=== Section Start ===
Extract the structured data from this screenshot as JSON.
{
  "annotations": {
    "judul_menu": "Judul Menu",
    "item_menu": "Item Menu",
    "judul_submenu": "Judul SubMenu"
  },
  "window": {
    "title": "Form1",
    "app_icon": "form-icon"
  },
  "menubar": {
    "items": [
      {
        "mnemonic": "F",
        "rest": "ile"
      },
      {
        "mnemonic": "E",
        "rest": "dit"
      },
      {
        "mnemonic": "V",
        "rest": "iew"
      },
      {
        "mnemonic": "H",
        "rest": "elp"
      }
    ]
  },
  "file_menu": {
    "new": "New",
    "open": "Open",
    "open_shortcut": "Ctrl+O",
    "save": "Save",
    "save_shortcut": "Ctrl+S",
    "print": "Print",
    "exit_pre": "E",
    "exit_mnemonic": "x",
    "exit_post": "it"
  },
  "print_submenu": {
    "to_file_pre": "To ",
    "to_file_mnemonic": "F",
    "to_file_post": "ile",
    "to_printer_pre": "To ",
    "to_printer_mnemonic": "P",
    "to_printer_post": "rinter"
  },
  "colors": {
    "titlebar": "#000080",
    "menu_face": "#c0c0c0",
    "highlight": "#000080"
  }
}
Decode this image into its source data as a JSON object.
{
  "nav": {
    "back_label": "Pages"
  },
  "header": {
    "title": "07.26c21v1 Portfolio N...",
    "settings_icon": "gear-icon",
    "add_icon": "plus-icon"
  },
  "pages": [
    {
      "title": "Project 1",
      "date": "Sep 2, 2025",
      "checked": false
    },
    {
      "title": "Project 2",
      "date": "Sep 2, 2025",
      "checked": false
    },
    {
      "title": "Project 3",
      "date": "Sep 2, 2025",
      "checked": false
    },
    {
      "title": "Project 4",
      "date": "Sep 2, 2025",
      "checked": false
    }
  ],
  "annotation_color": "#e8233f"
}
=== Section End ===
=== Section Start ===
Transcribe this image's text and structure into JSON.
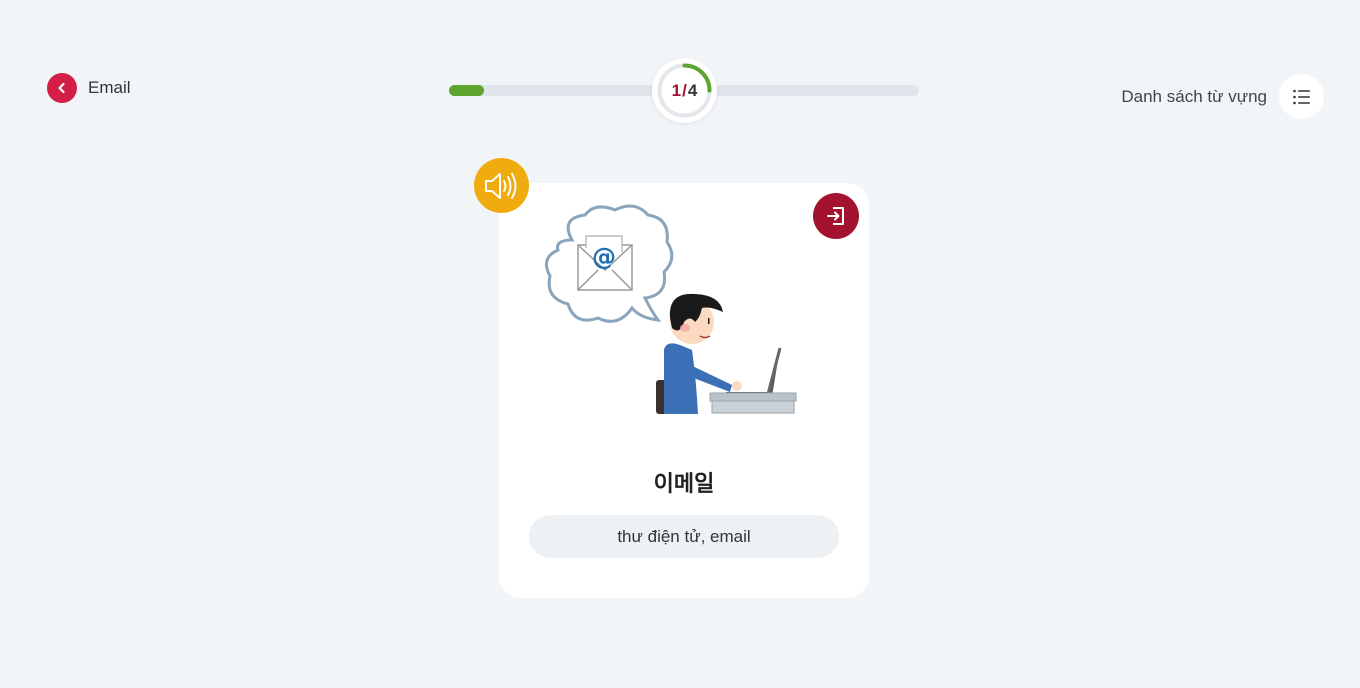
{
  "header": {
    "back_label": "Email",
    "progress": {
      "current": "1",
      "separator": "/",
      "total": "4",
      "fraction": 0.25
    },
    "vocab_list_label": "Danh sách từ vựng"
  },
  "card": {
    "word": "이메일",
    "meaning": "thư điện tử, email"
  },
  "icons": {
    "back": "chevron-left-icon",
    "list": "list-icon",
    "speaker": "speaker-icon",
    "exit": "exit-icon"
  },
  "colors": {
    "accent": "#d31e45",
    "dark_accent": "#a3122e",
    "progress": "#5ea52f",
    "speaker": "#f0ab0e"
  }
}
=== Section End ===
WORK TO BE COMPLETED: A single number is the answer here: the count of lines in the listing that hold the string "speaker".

TASK OUTPUT: 2